• [EXERCISE] In the entries that follow, find the word "content" and report each line it is on.

• [INFORMATION SHOWN]

# # # # #

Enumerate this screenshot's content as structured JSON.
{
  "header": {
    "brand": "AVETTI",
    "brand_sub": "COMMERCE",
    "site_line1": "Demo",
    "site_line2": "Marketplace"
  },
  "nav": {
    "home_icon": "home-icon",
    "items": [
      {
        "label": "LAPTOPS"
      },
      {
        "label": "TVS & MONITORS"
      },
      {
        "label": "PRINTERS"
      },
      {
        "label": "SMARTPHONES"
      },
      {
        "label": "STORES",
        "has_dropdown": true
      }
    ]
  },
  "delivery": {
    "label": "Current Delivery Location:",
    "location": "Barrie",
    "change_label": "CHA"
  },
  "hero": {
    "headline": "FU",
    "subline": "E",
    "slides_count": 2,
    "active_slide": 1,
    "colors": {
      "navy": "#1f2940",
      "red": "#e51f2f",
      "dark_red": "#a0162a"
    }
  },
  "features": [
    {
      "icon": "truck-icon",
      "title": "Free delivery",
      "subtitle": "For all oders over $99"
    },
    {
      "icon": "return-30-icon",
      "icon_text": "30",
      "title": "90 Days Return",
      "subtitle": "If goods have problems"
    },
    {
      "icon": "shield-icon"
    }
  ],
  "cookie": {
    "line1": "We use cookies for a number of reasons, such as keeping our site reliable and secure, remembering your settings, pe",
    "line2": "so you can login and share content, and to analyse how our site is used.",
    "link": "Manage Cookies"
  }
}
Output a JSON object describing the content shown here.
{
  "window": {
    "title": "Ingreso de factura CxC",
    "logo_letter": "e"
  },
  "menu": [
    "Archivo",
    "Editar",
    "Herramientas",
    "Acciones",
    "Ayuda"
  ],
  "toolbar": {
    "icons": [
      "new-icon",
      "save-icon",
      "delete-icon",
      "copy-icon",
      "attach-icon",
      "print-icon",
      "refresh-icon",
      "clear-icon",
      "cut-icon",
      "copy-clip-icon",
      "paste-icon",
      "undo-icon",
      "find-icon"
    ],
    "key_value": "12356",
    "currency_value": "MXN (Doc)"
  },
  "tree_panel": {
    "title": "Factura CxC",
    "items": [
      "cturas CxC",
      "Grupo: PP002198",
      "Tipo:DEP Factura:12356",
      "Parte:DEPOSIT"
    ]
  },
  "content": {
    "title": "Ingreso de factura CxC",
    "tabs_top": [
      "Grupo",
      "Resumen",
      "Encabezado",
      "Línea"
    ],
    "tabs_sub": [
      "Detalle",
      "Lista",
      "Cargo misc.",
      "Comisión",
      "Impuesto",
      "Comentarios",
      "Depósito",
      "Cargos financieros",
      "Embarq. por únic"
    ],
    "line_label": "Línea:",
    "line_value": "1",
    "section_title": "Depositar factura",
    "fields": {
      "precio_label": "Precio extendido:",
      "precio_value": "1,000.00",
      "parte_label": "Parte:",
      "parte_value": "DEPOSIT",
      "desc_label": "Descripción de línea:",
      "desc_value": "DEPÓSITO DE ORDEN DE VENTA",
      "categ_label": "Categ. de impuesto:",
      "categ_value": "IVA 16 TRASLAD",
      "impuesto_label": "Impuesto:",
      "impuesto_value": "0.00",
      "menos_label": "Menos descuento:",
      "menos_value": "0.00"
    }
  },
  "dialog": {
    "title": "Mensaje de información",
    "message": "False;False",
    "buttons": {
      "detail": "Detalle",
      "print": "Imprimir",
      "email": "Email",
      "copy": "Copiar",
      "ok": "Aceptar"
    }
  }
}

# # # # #

• [SOLVED EXERCISE]
Enumerate this screenshot's content as structured JSON.
    "line2": "so you can login and share content, and to analyse how our site is used.",
Output a JSON object describing the content shown here.
  "content": {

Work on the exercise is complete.